ACTIVITY » A word-for-word copy of the entries is needed, and it should contain no images.

[DATA EXCERPTS — start]

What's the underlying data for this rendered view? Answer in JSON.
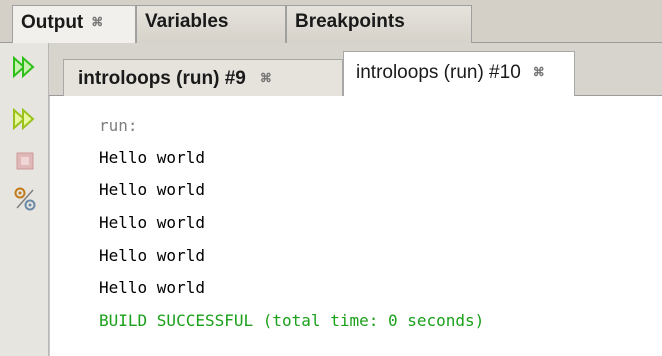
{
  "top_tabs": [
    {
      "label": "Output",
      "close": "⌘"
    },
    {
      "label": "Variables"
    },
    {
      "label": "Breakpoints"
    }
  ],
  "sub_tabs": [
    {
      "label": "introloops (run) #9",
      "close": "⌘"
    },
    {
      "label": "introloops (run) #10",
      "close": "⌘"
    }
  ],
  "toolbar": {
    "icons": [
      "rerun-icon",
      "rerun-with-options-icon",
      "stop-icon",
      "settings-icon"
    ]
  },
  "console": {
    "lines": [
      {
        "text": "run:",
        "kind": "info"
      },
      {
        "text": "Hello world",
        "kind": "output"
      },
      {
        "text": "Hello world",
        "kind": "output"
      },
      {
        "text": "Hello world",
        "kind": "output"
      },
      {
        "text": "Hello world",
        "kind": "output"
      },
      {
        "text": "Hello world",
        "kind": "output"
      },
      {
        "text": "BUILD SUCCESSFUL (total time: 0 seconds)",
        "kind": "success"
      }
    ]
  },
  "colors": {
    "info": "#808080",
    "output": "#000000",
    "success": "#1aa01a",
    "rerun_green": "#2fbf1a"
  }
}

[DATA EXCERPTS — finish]

ANSWER BOX »
What's the underlying data for this rendered view? Answer in JSON.
{
  "top_tabs": [
    {
      "label": "Output",
      "close": "⌘"
    },
    {
      "label": "Variables"
    },
    {
      "label": "Breakpoints"
    }
  ],
  "sub_tabs": [
    {
      "label": "introloops (run) #9",
      "close": "⌘"
    },
    {
      "label": "introloops (run) #10",
      "close": "⌘"
    }
  ],
  "toolbar": {
    "icons": [
      "rerun-icon",
      "rerun-with-options-icon",
      "stop-icon",
      "settings-icon"
    ]
  },
  "console": {
    "lines": [
      {
        "text": "run:",
        "kind": "info"
      },
      {
        "text": "Hello world",
        "kind": "output"
      },
      {
        "text": "Hello world",
        "kind": "output"
      },
      {
        "text": "Hello world",
        "kind": "output"
      },
      {
        "text": "Hello world",
        "kind": "output"
      },
      {
        "text": "Hello world",
        "kind": "output"
      },
      {
        "text": "BUILD SUCCESSFUL (total time: 0 seconds)",
        "kind": "success"
      }
    ]
  },
  "colors": {
    "info": "#808080",
    "output": "#000000",
    "success": "#1aa01a",
    "rerun_green": "#2fbf1a"
  }
}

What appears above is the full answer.